    20. 24. Historic monitoring data... <ul><li>Benefits… </li></ul><ul><ul><li>quantitative data </li></ul></ul><ul><li>Drawbacks… </li></ul><ul><ul><li>may be unbalanced or incomplete </li></ul></ul><ul><ul><li>changes in sampling or analytical methods </li></ul></ul><ul><ul><li>variations in sampling strategy </li></ul></ul><ul><ul><li>changes in process or control measures </li></ul></ul>
    21. 25. Structured subjective assessment Where...  i = intrinsic emission h = handling  lv = local controls etc.
    22. 26. Exposure estimation... Change in technology Ventilation introduced
    23. 27. Validity... 10 1 0.1 0.01 0.001 0.001 0.01 0.1 1 10
    24. 28. Problems with estimates... <ul><li>reporting bias </li></ul><ul><li>exposure misclassification </li></ul>
    25. 29. Asbestos in the city... <ul><li>asbestos roofing dumped near a school </li></ul><ul><li>children have broken into the bags and were playing with the asbestos </li></ul><ul><li>how do you advise the parents? </li></ul>
    26. 30. Asbestos <ul><li>a group of six naturally occurring fibrous silicate minerals which have been used commercially… </li></ul><ul><ul><li>chrysotile (white) </li></ul></ul><ul><ul><li>crocidolite ( blue ) </li></ul></ul><ul><ul><li>amosite ( brown ) </li></ul></ul><ul><li>can cause asbestosis, lung cancer and mesothelioma </li></ul>a WARNING CONTAINS ASBESTOS Breathing asbestos dust is dangerous to health Follow safety instructions
    27. 31. A serious public health risk...

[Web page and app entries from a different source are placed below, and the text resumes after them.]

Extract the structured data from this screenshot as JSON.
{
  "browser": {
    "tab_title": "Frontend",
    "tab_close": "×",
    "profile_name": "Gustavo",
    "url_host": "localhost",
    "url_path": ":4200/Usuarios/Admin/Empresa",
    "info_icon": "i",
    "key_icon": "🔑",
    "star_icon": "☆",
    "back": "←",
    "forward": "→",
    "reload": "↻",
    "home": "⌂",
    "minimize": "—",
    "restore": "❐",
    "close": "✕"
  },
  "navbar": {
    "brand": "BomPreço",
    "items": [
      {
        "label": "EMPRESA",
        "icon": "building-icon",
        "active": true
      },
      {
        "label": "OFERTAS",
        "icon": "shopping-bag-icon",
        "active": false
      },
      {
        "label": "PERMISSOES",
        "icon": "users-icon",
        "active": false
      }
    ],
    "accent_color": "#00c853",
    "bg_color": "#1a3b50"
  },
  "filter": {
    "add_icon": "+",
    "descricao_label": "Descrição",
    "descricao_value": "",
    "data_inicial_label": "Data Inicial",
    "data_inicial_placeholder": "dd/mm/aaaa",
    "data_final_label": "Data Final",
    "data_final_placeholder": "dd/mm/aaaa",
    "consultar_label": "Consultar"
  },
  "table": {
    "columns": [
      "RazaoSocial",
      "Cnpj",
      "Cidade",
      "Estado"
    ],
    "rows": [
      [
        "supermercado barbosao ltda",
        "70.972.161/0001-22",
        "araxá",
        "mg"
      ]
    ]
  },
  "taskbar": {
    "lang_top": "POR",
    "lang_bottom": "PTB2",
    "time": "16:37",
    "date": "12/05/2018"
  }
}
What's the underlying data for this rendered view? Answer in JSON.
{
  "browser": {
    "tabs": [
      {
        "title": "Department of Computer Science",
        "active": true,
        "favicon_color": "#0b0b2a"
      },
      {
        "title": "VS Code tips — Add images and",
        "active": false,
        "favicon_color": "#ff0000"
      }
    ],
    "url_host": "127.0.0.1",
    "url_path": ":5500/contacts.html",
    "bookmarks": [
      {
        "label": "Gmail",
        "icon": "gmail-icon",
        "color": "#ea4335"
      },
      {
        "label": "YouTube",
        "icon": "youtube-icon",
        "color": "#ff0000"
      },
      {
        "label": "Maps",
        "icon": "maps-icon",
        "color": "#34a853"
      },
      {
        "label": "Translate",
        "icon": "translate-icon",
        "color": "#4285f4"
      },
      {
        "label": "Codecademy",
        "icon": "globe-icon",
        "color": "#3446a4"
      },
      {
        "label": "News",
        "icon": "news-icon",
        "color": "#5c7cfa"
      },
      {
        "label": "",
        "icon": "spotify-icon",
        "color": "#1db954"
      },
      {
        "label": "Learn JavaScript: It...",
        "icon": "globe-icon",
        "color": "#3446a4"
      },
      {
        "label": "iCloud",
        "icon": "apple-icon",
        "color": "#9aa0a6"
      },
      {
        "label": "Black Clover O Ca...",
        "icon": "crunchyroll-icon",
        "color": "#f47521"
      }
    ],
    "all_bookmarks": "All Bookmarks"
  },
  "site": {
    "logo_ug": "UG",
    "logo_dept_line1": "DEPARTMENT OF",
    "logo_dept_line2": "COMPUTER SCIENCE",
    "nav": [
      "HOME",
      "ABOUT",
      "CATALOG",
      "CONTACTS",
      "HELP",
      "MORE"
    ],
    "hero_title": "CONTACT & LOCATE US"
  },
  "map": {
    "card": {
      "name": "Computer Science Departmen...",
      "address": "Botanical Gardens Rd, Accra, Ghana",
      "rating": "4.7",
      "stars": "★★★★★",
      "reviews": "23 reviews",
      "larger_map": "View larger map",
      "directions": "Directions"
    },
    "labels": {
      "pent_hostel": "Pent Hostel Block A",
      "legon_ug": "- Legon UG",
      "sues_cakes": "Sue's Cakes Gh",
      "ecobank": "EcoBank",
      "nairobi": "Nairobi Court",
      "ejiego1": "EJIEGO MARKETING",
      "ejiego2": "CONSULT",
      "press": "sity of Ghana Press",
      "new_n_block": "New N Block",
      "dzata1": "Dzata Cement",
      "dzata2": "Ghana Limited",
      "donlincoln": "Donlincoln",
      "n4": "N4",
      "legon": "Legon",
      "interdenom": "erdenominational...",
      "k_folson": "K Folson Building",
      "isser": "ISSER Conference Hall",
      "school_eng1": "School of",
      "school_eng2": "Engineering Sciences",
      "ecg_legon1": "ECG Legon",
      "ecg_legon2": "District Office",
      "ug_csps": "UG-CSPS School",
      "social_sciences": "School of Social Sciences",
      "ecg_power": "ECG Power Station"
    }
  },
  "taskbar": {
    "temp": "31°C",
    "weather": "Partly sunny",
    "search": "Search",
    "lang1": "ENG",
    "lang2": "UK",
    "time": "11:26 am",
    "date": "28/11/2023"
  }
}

    28. 32. The risks... <ul><li>for lung cancer </li></ul><ul><ul><li>risk is proportional to cumulative exposure </li></ul></ul><ul><ul><li>1% increase in risk for each year at 1 fibre/ml </li></ul></ul><ul><li>for mesothelioma </li></ul><ul><ul><li>risk is related to cumulative exposure and age at first exposure </li></ul></ul><ul><ul><li>where n = 3.2 and K M = 3.10 -8 </li></ul></ul>
    29. 33. Mesothelioma risk for a child... Age 10, exposed to 1fibre/ml for one day
    30. 34. So what should we do?
    31. 35. Some useful information...
    32. 36. What are your conclusions?
    33. 37. Summary... <ul><li>exposure estimation is central to reliable risk assessment </li></ul><ul><li>quantitative exposure assessment is more useful than categorical evaluations </li></ul><ul><li>even short-term exposure to asbestos may create important risks </li></ul>Useful information … 1. Human Exposure Assessment (IPCS EHC214) available at www.inchem.org/documents/ehc/ehc/ehc214.htm
    34. 38. Check out www.OH-world.org